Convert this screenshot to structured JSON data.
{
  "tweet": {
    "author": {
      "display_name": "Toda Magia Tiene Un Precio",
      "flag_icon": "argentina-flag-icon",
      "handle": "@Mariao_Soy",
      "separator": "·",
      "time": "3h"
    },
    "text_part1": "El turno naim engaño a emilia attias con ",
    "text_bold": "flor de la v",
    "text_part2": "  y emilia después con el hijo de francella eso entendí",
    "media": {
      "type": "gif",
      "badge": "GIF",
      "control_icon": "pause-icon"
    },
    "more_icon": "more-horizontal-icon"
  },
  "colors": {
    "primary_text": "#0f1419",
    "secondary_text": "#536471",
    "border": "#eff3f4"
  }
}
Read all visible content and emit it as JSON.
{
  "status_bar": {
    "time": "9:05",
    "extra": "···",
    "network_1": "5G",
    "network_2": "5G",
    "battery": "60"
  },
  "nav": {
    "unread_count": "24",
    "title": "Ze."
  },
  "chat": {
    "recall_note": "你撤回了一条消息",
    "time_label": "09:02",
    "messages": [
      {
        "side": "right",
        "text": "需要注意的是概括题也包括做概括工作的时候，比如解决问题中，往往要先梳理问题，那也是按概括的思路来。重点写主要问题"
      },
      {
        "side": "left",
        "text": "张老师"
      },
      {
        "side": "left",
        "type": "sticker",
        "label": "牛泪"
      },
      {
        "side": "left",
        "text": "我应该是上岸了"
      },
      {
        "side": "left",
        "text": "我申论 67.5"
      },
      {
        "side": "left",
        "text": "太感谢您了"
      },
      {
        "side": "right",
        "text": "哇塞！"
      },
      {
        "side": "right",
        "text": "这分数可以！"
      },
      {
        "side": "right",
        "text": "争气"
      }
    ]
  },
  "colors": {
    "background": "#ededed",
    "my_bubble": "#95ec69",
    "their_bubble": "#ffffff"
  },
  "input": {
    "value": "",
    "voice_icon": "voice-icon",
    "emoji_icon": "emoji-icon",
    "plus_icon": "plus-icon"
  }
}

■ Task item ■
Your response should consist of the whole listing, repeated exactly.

■ Finished exercise ■
Convert this screenshot to structured JSON data.
{
  "tweet": {
    "author": {
      "display_name": "Toda Magia Tiene Un Precio",
      "flag_icon": "argentina-flag-icon",
      "handle": "@Mariao_Soy",
      "separator": "·",
      "time": "3h"
    },
    "text_part1": "El turno naim engaño a emilia attias con ",
    "text_bold": "flor de la v",
    "text_part2": "  y emilia después con el hijo de francella eso entendí",
    "media": {
      "type": "gif",
      "badge": "GIF",
      "control_icon": "pause-icon"
    },
    "more_icon": "more-horizontal-icon"
  },
  "colors": {
    "primary_text": "#0f1419",
    "secondary_text": "#536471",
    "border": "#eff3f4"
  }
}
Read all visible content and emit it as JSON.
{
  "status_bar": {
    "time": "9:05",
    "extra": "···",
    "network_1": "5G",
    "network_2": "5G",
    "battery": "60"
  },
  "nav": {
    "unread_count": "24",
    "title": "Ze."
  },
  "chat": {
    "recall_note": "你撤回了一条消息",
    "time_label": "09:02",
    "messages": [
      {
        "side": "right",
        "text": "需要注意的是概括题也包括做概括工作的时候，比如解决问题中，往往要先梳理问题，那也是按概括的思路来。重点写主要问题"
      },
      {
        "side": "left",
        "text": "张老师"
      },
      {
        "side": "left",
        "type": "sticker",
        "label": "牛泪"
      },
      {
        "side": "left",
        "text": "我应该是上岸了"
      },
      {
        "side": "left",
        "text": "我申论 67.5"
      },
      {
        "side": "left",
        "text": "太感谢您了"
      },
      {
        "side": "right",
        "text": "哇塞！"
      },
      {
        "side": "right",
        "text": "这分数可以！"
      },
      {
        "side": "right",
        "text": "争气"
      }
    ]
  },
  "colors": {
    "background": "#ededed",
    "my_bubble": "#95ec69",
    "their_bubble": "#ffffff"
  },
  "input": {
    "value": "",
    "voice_icon": "voice-icon",
    "emoji_icon": "emoji-icon",
    "plus_icon": "plus-icon"
  }
}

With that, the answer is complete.